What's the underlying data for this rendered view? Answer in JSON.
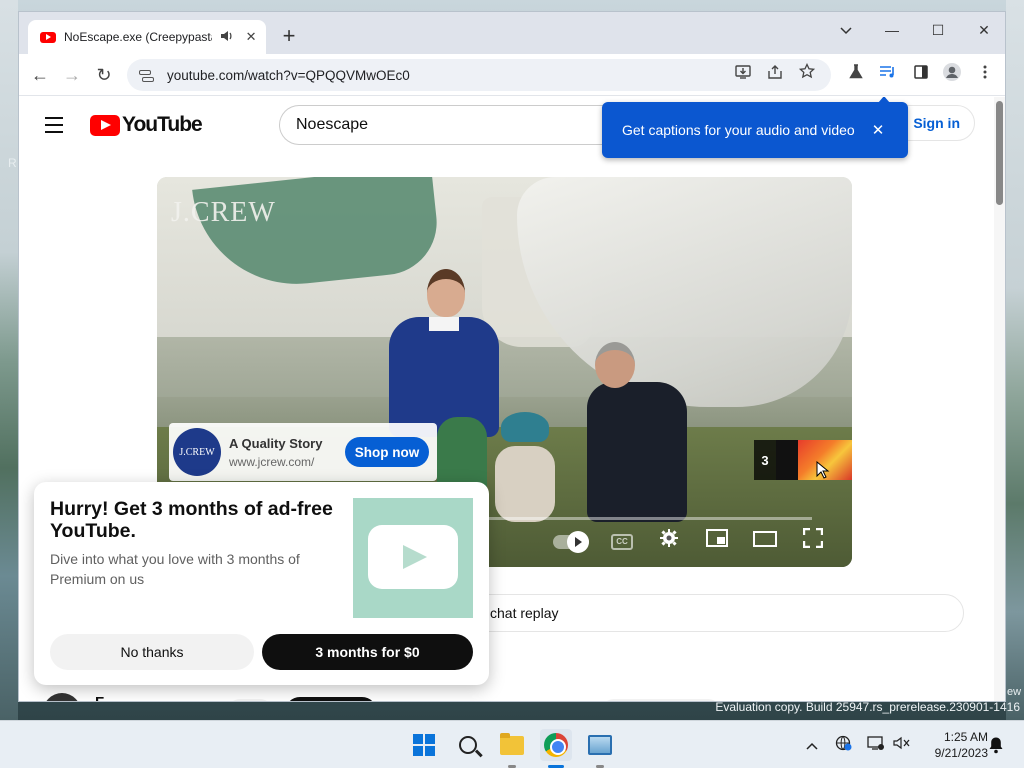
{
  "desktop": {
    "left_edge_text": "R",
    "right_edge_text": "ew",
    "watermark": "Evaluation copy. Build 25947.rs_prerelease.230901-1416"
  },
  "browser": {
    "tab": {
      "title": "NoEscape.exe (Creepypasta",
      "audio_icon": "speaker-icon",
      "close": "✕"
    },
    "new_tab": "+",
    "window_controls": {
      "minimize": "—",
      "maximize": "☐",
      "close": "✕",
      "tab_search": "⌄"
    },
    "nav": {
      "back": "←",
      "forward": "→",
      "reload": "↻"
    },
    "url": "youtube.com/watch?v=QPQQVMwOEc0",
    "omnibox_icons": [
      "install-icon",
      "share-icon",
      "bookmark-star-icon"
    ],
    "toolbar_icons": [
      "labs-flask-icon",
      "media-controls-icon",
      "side-panel-icon",
      "profile-icon",
      "menu-icon"
    ]
  },
  "youtube": {
    "logo_text": "YouTube",
    "search_value": "Noescape",
    "sign_in": "Sign in",
    "captions_bubble": {
      "text": "Get captions for your audio and video",
      "close": "✕"
    },
    "player": {
      "watermark": "J.CREW",
      "ad": {
        "logo_text": "J.CREW",
        "title": "A Quality Story",
        "url": "www.jcrew.com/",
        "cta": "Shop now"
      },
      "skip_countdown": "3",
      "progress_fraction": 0.26,
      "controls": [
        "autoplay-toggle",
        "captions-button",
        "settings-icon",
        "miniplayer-icon",
        "theater-mode-icon",
        "fullscreen-icon"
      ]
    },
    "chat_replay": "chat replay",
    "below_video": {
      "channel_name": "F"
    }
  },
  "premium_popup": {
    "title": "Hurry! Get 3 months of ad-free YouTube.",
    "subtitle": "Dive into what you love with 3 months of Premium on us",
    "dismiss": "No thanks",
    "accept": "3 months for $0"
  },
  "taskbar": {
    "apps": [
      "start-icon",
      "search-icon",
      "file-explorer-icon",
      "chrome-icon",
      "photos-icon"
    ],
    "tray": [
      "chevron-up-icon",
      "network-icon",
      "display-icon",
      "volume-muted-icon"
    ],
    "time": "1:25 AM",
    "date": "9/21/2023"
  },
  "colors": {
    "youtube_red": "#ff0000",
    "bubble_blue": "#0b57d0",
    "link_blue": "#065fd4",
    "ad_button_blue": "#065fd4",
    "dark_button": "#0f0f0f"
  }
}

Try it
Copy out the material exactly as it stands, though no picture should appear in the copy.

Response for this exercise
What's the underlying data for this rendered view? Answer in JSON.
{
  "desktop": {
    "left_edge_text": "R",
    "right_edge_text": "ew",
    "watermark": "Evaluation copy. Build 25947.rs_prerelease.230901-1416"
  },
  "browser": {
    "tab": {
      "title": "NoEscape.exe (Creepypasta",
      "audio_icon": "speaker-icon",
      "close": "✕"
    },
    "new_tab": "+",
    "window_controls": {
      "minimize": "—",
      "maximize": "☐",
      "close": "✕",
      "tab_search": "⌄"
    },
    "nav": {
      "back": "←",
      "forward": "→",
      "reload": "↻"
    },
    "url": "youtube.com/watch?v=QPQQVMwOEc0",
    "omnibox_icons": [
      "install-icon",
      "share-icon",
      "bookmark-star-icon"
    ],
    "toolbar_icons": [
      "labs-flask-icon",
      "media-controls-icon",
      "side-panel-icon",
      "profile-icon",
      "menu-icon"
    ]
  },
  "youtube": {
    "logo_text": "YouTube",
    "search_value": "Noescape",
    "sign_in": "Sign in",
    "captions_bubble": {
      "text": "Get captions for your audio and video",
      "close": "✕"
    },
    "player": {
      "watermark": "J.CREW",
      "ad": {
        "logo_text": "J.CREW",
        "title": "A Quality Story",
        "url": "www.jcrew.com/",
        "cta": "Shop now"
      },
      "skip_countdown": "3",
      "progress_fraction": 0.26,
      "controls": [
        "autoplay-toggle",
        "captions-button",
        "settings-icon",
        "miniplayer-icon",
        "theater-mode-icon",
        "fullscreen-icon"
      ]
    },
    "chat_replay": "chat replay",
    "below_video": {
      "channel_name": "F"
    }
  },
  "premium_popup": {
    "title": "Hurry! Get 3 months of ad-free YouTube.",
    "subtitle": "Dive into what you love with 3 months of Premium on us",
    "dismiss": "No thanks",
    "accept": "3 months for $0"
  },
  "taskbar": {
    "apps": [
      "start-icon",
      "search-icon",
      "file-explorer-icon",
      "chrome-icon",
      "photos-icon"
    ],
    "tray": [
      "chevron-up-icon",
      "network-icon",
      "display-icon",
      "volume-muted-icon"
    ],
    "time": "1:25 AM",
    "date": "9/21/2023"
  },
  "colors": {
    "youtube_red": "#ff0000",
    "bubble_blue": "#0b57d0",
    "link_blue": "#065fd4",
    "ad_button_blue": "#065fd4",
    "dark_button": "#0f0f0f"
  }
}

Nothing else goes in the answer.